▼
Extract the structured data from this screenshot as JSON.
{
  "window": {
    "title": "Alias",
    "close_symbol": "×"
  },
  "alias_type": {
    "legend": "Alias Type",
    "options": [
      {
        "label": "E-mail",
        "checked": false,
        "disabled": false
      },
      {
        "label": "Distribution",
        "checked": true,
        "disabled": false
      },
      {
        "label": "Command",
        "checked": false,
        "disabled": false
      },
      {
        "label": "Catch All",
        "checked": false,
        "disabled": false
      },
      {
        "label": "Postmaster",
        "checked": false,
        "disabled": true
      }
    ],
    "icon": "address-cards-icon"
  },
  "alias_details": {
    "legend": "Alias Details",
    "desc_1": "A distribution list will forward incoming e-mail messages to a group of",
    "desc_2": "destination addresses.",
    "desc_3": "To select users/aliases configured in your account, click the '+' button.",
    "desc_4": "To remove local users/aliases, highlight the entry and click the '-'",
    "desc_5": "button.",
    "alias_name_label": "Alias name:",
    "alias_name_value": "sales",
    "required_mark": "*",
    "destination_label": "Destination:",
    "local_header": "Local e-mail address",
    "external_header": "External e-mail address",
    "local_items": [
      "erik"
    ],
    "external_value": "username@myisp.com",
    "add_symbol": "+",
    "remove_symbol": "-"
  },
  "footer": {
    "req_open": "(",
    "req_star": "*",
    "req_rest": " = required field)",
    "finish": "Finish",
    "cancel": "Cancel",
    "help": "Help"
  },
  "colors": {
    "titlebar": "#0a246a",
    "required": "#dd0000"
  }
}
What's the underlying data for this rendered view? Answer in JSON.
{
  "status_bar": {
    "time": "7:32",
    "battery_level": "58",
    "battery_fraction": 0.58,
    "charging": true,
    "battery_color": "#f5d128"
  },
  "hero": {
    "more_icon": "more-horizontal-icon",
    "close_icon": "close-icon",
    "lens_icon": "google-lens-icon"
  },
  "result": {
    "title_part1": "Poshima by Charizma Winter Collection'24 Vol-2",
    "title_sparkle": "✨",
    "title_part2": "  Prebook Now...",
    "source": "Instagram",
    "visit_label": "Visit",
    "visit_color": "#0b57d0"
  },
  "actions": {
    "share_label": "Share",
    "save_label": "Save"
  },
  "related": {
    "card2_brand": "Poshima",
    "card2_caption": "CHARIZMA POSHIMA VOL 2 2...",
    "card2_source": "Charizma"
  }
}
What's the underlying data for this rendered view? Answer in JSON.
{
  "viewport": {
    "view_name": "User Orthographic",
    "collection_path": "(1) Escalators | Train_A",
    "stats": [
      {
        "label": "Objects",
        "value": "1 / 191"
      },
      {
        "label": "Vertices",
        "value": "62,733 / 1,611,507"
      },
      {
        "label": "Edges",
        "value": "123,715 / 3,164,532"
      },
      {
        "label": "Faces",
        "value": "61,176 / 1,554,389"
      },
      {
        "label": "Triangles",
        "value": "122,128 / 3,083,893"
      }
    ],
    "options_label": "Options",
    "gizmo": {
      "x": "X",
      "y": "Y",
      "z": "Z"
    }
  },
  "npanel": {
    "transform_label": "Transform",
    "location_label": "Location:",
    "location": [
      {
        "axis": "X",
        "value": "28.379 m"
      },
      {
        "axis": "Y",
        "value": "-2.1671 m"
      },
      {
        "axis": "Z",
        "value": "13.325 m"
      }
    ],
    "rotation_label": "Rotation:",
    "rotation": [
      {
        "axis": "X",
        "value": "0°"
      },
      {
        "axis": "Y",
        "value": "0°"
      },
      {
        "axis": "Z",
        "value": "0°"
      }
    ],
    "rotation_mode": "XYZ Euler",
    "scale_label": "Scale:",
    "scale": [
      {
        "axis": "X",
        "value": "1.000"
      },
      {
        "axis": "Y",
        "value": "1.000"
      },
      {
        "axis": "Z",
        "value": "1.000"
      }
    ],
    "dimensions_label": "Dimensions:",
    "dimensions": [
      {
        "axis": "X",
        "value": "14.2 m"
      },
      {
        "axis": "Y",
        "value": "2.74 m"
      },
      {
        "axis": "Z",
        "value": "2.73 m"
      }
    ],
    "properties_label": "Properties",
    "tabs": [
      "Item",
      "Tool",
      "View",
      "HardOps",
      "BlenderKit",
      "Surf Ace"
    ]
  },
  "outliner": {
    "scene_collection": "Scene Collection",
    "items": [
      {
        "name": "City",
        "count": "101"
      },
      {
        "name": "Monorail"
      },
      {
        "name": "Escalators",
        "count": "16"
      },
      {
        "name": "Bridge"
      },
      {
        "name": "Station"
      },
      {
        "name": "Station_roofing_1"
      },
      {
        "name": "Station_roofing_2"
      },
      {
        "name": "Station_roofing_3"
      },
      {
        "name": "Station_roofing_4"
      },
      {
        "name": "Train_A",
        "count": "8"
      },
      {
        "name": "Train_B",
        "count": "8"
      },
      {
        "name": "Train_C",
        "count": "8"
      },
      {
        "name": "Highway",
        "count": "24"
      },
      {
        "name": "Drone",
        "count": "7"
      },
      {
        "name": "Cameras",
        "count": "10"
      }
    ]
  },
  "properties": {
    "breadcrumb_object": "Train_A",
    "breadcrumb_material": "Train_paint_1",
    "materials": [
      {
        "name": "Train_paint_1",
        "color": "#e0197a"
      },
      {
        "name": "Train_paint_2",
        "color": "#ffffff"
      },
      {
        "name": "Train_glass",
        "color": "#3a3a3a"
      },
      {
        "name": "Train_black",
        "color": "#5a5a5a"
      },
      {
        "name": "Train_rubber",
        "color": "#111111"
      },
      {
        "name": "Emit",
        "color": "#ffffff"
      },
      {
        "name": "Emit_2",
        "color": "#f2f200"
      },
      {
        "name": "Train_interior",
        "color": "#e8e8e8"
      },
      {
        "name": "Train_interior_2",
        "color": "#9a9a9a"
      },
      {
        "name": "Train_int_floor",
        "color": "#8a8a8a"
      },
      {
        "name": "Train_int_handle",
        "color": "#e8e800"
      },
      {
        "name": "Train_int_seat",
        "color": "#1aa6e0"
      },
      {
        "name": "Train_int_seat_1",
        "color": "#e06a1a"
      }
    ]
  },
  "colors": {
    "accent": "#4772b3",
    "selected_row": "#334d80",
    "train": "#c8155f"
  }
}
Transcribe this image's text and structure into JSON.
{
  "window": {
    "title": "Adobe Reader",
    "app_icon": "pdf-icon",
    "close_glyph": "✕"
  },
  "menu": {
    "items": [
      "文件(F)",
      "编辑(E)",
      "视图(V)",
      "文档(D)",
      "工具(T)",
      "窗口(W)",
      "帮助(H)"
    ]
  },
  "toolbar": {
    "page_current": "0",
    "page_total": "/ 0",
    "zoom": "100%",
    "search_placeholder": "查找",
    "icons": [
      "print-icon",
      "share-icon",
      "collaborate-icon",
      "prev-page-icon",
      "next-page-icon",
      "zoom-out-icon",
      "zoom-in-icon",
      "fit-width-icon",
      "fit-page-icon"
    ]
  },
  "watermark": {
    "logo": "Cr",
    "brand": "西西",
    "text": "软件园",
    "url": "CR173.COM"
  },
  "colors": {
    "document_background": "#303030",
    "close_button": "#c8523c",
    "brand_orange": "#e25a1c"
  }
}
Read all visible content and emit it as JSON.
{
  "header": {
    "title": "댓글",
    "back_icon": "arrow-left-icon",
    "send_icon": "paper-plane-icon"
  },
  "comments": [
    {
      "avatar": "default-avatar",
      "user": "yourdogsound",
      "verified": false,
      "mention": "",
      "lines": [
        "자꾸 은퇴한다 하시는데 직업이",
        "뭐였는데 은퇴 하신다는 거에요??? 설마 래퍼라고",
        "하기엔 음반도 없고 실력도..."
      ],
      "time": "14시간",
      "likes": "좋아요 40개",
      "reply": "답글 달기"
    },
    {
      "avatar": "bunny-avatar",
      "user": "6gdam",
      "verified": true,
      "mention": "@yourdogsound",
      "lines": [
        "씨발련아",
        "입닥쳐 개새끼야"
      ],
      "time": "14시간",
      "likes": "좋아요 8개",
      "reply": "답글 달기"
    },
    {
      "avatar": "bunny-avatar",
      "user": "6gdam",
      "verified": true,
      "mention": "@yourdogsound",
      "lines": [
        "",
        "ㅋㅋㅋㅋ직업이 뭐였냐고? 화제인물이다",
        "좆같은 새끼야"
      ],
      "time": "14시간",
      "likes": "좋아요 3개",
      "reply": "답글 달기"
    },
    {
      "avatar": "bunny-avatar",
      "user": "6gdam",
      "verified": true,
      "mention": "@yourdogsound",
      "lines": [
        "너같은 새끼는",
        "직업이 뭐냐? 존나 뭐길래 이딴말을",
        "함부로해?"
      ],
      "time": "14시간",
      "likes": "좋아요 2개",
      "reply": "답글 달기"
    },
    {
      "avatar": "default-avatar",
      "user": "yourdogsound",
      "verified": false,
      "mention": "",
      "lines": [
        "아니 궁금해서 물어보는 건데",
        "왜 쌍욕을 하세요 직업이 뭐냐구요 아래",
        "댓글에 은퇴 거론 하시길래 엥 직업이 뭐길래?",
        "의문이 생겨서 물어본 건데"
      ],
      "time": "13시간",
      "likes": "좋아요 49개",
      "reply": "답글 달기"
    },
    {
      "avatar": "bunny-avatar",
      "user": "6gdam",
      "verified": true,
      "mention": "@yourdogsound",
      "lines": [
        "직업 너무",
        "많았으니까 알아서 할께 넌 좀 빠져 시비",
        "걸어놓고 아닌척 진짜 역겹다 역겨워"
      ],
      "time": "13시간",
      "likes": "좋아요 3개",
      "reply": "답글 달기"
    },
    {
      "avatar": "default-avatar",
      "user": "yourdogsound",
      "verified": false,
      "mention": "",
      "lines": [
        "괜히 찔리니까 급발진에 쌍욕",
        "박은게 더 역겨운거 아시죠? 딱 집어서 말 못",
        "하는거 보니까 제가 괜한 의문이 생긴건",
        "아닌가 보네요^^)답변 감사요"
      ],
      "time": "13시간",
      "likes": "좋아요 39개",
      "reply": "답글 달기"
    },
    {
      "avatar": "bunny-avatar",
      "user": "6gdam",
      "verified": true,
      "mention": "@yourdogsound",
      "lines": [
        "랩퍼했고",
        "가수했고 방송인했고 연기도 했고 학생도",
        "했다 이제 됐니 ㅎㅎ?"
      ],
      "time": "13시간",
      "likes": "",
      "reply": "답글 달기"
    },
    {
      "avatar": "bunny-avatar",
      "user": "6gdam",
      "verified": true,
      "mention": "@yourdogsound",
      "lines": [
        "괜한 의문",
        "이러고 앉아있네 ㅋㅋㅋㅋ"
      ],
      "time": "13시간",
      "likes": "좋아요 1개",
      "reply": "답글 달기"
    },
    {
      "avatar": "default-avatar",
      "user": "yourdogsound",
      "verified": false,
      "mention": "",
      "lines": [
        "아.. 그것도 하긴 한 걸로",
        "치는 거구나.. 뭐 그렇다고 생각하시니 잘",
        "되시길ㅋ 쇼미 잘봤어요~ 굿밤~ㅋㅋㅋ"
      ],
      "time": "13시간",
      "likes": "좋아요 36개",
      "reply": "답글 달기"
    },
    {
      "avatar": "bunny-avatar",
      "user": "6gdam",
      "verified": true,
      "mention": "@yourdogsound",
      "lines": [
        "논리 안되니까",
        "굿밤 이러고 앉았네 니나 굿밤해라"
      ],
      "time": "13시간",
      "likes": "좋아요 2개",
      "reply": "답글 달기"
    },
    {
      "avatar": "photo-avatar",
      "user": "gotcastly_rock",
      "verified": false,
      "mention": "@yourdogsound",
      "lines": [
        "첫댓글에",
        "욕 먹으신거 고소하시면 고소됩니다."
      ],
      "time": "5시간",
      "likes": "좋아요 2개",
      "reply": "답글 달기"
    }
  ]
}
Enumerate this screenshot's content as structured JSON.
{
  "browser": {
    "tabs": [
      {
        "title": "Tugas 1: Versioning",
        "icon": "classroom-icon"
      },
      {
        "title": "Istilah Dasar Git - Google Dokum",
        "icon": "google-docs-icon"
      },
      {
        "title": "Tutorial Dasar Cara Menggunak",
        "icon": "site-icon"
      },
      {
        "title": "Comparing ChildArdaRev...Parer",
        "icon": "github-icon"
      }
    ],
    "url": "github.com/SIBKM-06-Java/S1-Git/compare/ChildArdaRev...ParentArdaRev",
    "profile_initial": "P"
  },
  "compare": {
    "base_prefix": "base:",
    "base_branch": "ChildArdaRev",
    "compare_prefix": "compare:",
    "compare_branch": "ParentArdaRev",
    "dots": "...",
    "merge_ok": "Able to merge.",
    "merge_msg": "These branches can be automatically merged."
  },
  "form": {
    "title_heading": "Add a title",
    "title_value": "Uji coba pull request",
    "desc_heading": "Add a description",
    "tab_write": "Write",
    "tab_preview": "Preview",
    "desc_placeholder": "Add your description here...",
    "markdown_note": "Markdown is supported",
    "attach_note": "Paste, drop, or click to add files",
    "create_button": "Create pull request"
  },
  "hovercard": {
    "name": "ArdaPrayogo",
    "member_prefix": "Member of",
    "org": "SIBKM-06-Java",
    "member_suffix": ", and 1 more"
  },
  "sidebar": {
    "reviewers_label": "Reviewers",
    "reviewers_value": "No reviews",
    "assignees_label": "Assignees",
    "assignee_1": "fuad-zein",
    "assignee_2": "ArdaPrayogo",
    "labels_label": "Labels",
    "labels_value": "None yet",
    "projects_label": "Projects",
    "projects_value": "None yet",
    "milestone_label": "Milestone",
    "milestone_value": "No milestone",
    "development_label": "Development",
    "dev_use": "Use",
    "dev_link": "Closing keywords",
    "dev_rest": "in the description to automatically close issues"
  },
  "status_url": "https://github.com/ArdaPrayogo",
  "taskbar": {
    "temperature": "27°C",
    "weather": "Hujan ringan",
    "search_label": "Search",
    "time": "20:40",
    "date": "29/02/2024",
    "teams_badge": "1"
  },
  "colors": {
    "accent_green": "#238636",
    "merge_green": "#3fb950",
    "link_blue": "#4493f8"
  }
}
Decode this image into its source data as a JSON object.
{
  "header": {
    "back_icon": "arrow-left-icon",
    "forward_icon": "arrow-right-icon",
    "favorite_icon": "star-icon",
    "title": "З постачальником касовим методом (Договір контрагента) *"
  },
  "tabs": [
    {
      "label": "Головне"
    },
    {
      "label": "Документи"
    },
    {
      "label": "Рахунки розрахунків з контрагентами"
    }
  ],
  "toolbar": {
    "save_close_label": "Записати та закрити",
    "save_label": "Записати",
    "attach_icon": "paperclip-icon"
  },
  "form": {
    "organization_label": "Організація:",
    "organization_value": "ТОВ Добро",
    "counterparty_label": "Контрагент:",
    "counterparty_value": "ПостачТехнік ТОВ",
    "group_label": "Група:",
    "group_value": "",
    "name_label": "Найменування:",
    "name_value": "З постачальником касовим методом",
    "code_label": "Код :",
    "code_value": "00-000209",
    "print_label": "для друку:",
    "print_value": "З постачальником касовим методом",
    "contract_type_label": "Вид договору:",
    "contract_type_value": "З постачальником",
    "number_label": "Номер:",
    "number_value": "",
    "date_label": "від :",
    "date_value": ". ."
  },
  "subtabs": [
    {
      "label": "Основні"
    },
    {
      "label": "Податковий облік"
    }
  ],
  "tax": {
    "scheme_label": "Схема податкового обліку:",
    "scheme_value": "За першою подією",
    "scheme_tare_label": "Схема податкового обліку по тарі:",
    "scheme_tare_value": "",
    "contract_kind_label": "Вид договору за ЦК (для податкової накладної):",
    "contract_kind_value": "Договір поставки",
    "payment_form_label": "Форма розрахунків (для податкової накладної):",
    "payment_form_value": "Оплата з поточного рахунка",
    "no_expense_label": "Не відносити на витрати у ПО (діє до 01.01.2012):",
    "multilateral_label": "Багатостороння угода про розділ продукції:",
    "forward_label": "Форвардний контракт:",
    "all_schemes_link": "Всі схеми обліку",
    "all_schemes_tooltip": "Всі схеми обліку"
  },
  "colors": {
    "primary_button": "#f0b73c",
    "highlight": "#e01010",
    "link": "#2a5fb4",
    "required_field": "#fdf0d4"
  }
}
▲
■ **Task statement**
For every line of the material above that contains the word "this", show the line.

■ **Answer section**
Extract the structured data from this screenshot as JSON.
What's the underlying data for this rendered view? Answer in JSON.
What's the underlying data for this rendered view? Answer in JSON.
Transcribe this image's text and structure into JSON.
Enumerate this screenshot's content as structured JSON.
Decode this image into its source data as a JSON object.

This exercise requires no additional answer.